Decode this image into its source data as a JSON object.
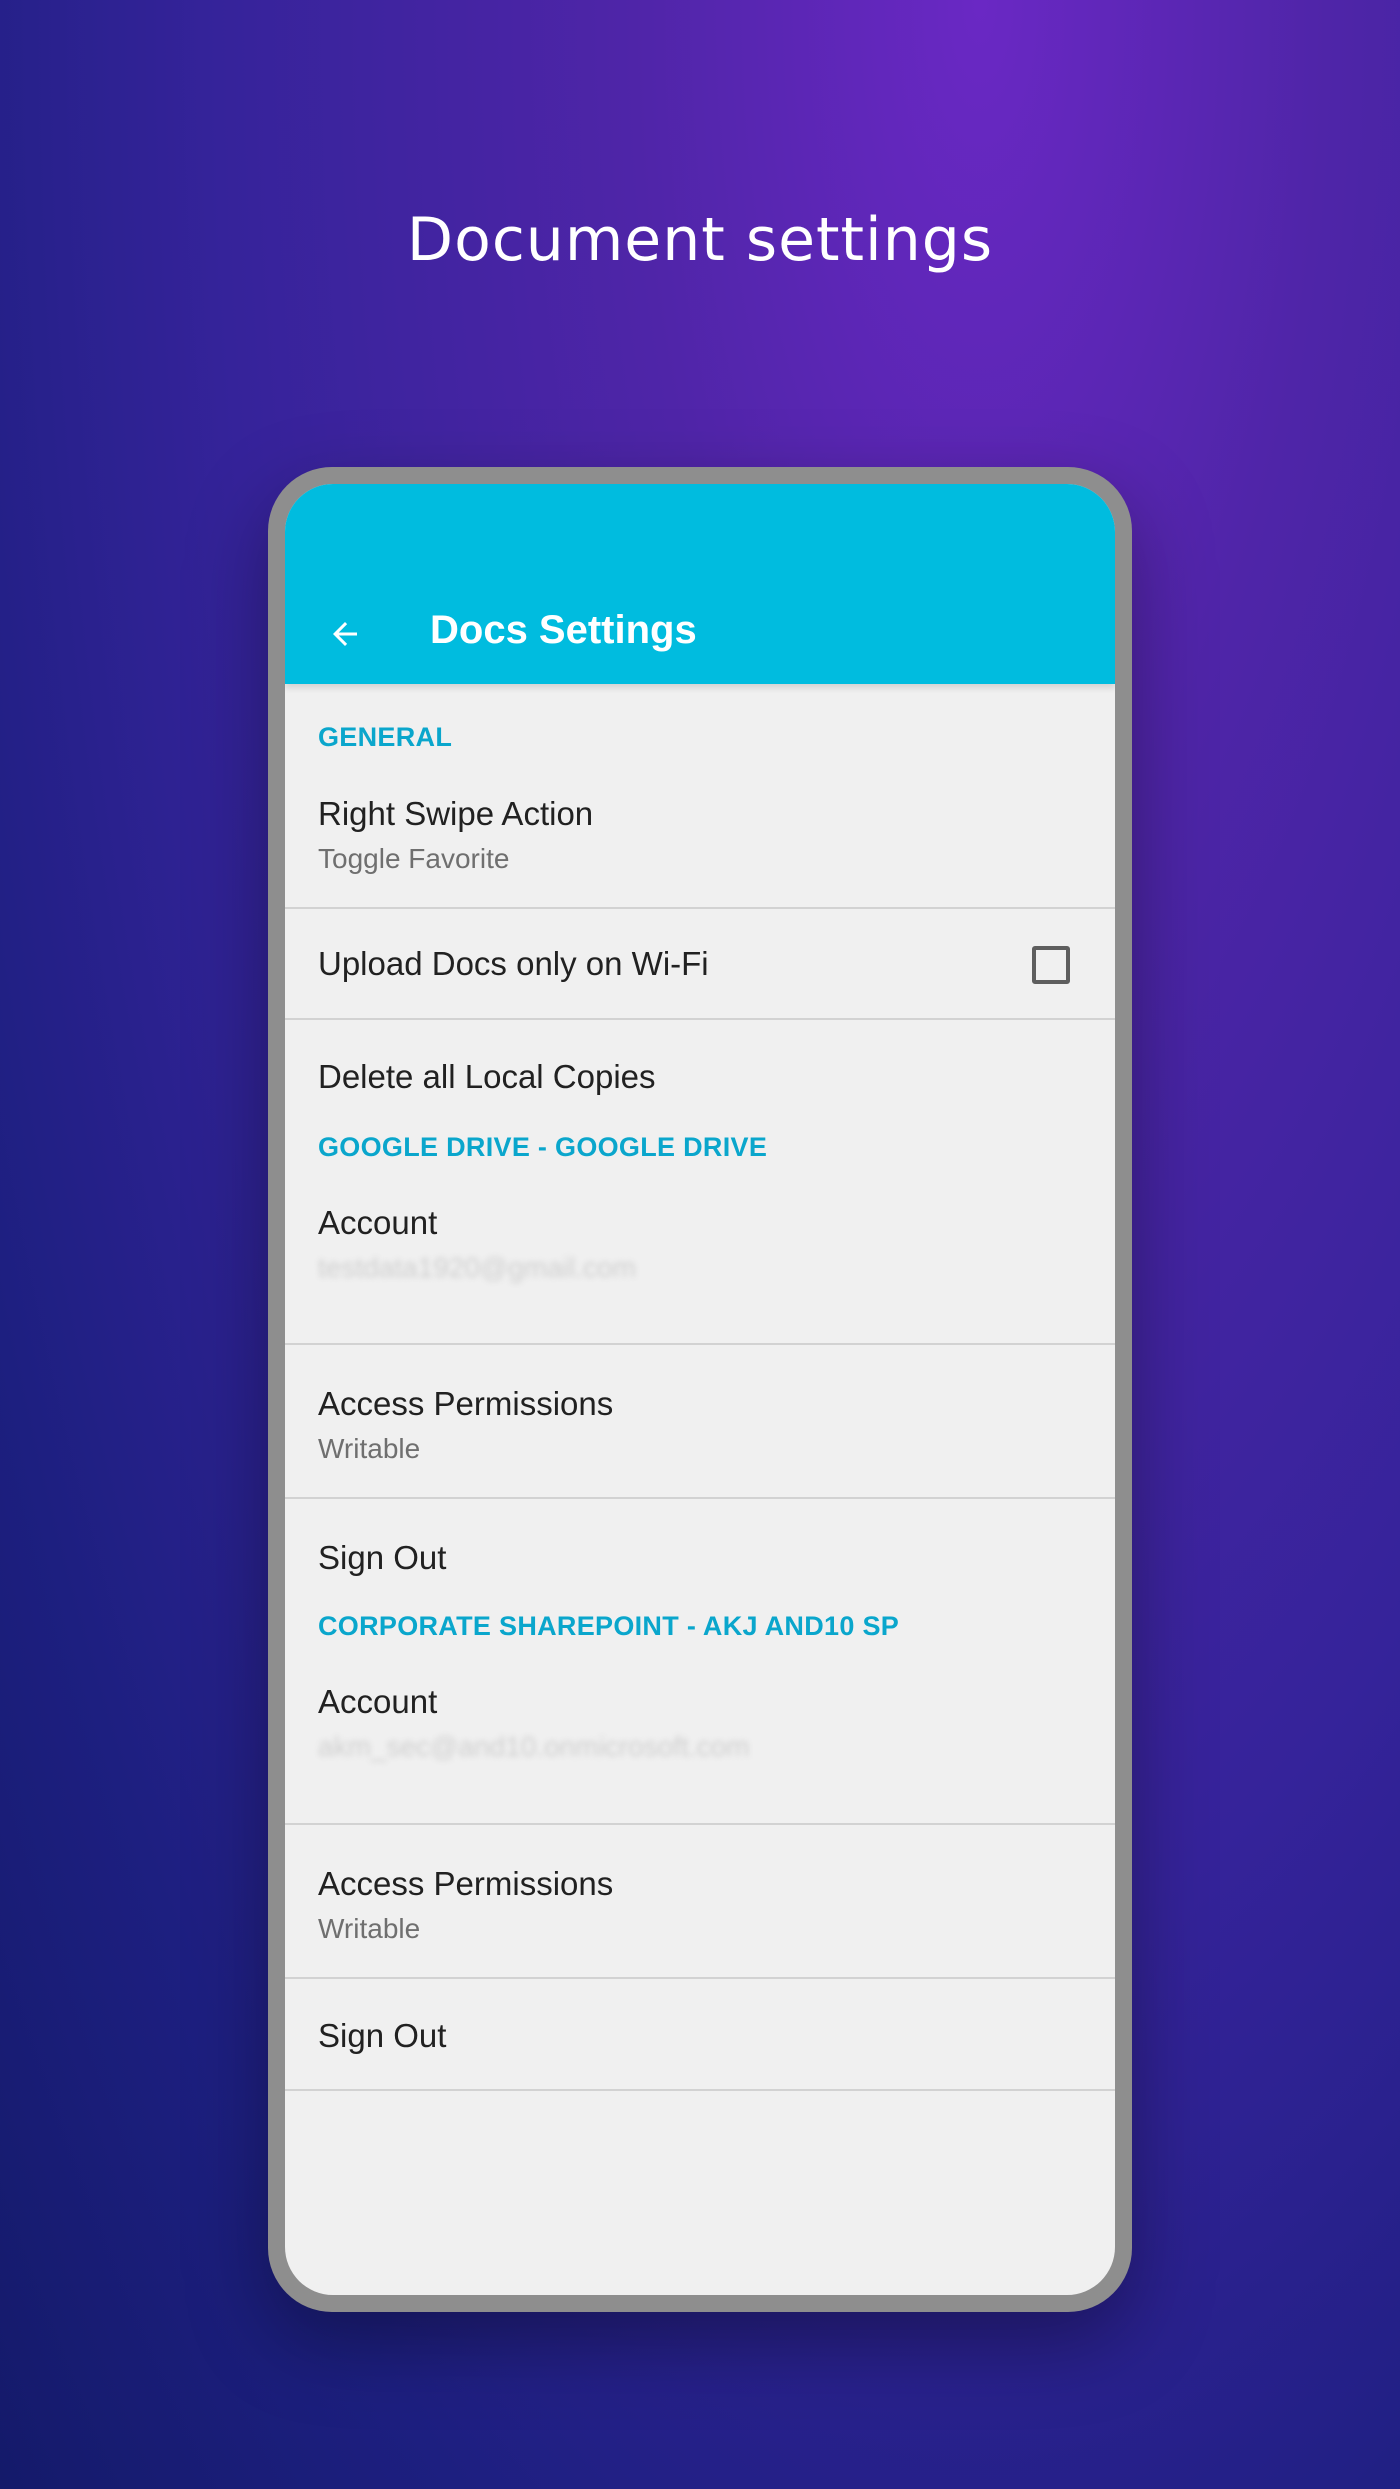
{
  "promo": {
    "headline": "Document settings"
  },
  "appbar": {
    "title": "Docs Settings",
    "back_icon": "arrow-left-icon"
  },
  "sections": {
    "general": {
      "header": "GENERAL",
      "right_swipe": {
        "title": "Right Swipe Action",
        "value": "Toggle Favorite"
      },
      "upload_wifi": {
        "title": "Upload Docs only on Wi-Fi",
        "checked": false
      },
      "delete_local": {
        "title": "Delete all Local Copies"
      }
    },
    "google_drive": {
      "header": "GOOGLE DRIVE - GOOGLE DRIVE",
      "account": {
        "title": "Account",
        "value": "testdata1920@gmail.com"
      },
      "access": {
        "title": "Access Permissions",
        "value": "Writable"
      },
      "sign_out": {
        "title": "Sign Out"
      }
    },
    "sharepoint": {
      "header": "CORPORATE SHAREPOINT - AKJ AND10 SP",
      "account": {
        "title": "Account",
        "value": "akm_sec@and10.onmicrosoft.com"
      },
      "access": {
        "title": "Access Permissions",
        "value": "Writable"
      },
      "sign_out": {
        "title": "Sign Out"
      }
    }
  },
  "colors": {
    "appbar": "#00bcdf",
    "section_header": "#0aa6cc",
    "screen_bg": "#f0f0f0"
  }
}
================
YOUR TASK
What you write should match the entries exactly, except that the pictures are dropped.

SOLUTION BELOW
Decode this image into its source data as a JSON object.
{
  "promo": {
    "headline": "Document settings"
  },
  "appbar": {
    "title": "Docs Settings",
    "back_icon": "arrow-left-icon"
  },
  "sections": {
    "general": {
      "header": "GENERAL",
      "right_swipe": {
        "title": "Right Swipe Action",
        "value": "Toggle Favorite"
      },
      "upload_wifi": {
        "title": "Upload Docs only on Wi-Fi",
        "checked": false
      },
      "delete_local": {
        "title": "Delete all Local Copies"
      }
    },
    "google_drive": {
      "header": "GOOGLE DRIVE - GOOGLE DRIVE",
      "account": {
        "title": "Account",
        "value": "testdata1920@gmail.com"
      },
      "access": {
        "title": "Access Permissions",
        "value": "Writable"
      },
      "sign_out": {
        "title": "Sign Out"
      }
    },
    "sharepoint": {
      "header": "CORPORATE SHAREPOINT - AKJ AND10 SP",
      "account": {
        "title": "Account",
        "value": "akm_sec@and10.onmicrosoft.com"
      },
      "access": {
        "title": "Access Permissions",
        "value": "Writable"
      },
      "sign_out": {
        "title": "Sign Out"
      }
    }
  },
  "colors": {
    "appbar": "#00bcdf",
    "section_header": "#0aa6cc",
    "screen_bg": "#f0f0f0"
  }
}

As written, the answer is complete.